Must contain the magic value ‘0x2BADB002’; the presence of this value indicates to the operating system that it was loaded by a Multiboot-compliant boot loader (e.g. as opposed to another type of boot loader that the operating system can also be loaded from).
Must contain the 32-bit physical address of the Multiboot information structure provided by the boot loader (see Boot information format).
Must be a 32-bit read/execute code segment with an offset of ‘0’ and a limit of ‘0xFFFFFFFF’. The exact value is undefined.
Must be a 32-bit read/write data segment with an offset of ‘0’ and a limit of ‘0xFFFFFFFF’. The exact values are all undefined.
Must be enabled.
Bit 31 (PG) must be cleared. Bit 0 (PE) must be set. Other bits are all undefined.
Bit 17 (VM) must be cleared. Bit 9 (IF) must be cleared. Other bits are all undefined.
All other processor registers and flag bits are undefined. This includes, in particular:
The OS image must create its own stack as soon as it needs one.
Even though the segment registers are set up as described above, the ‘GDTR’ may be invalid, so the OS image must not load any segment registers (even just reloading the same values!) until it sets up its own ‘GDT’.
The OS image must leave interrupts disabled until it sets up its own

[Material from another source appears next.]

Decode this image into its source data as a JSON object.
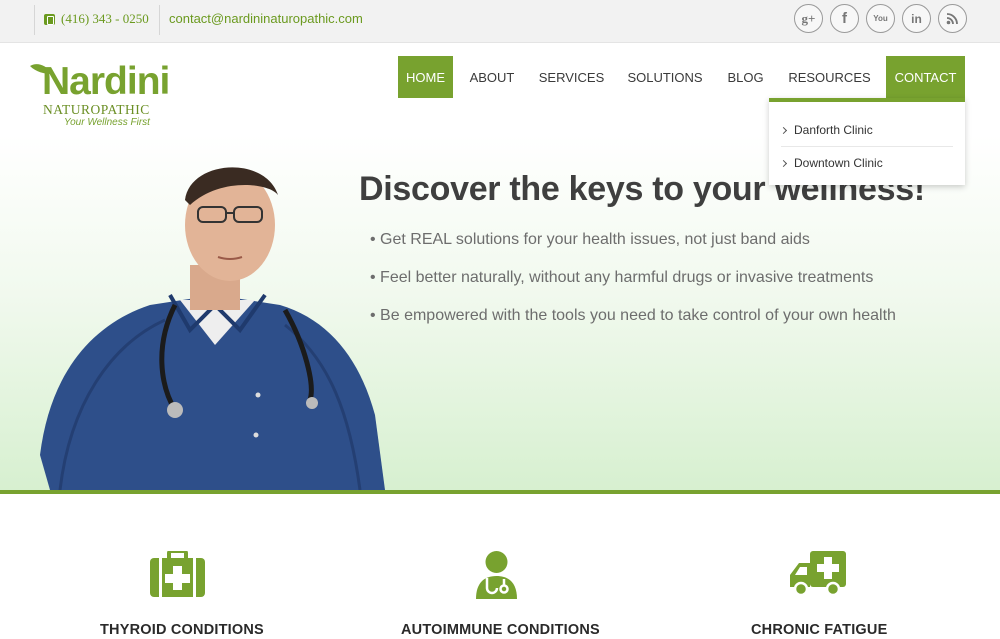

However, other machine state should be left by the boot loader in normal working order, i.e. as initialized by the BIOS (or DOS, if that’s what the boot loader runs from). In other words, the operating system should be able to make BIOS calls and such after being loaded, as long as it does not overwrite the BIOS data structures before doing so. Also, the boot loader must leave the PIC programmed with the normal BIOS/DOS values, even if it changed them during the switch to 32-bit mode.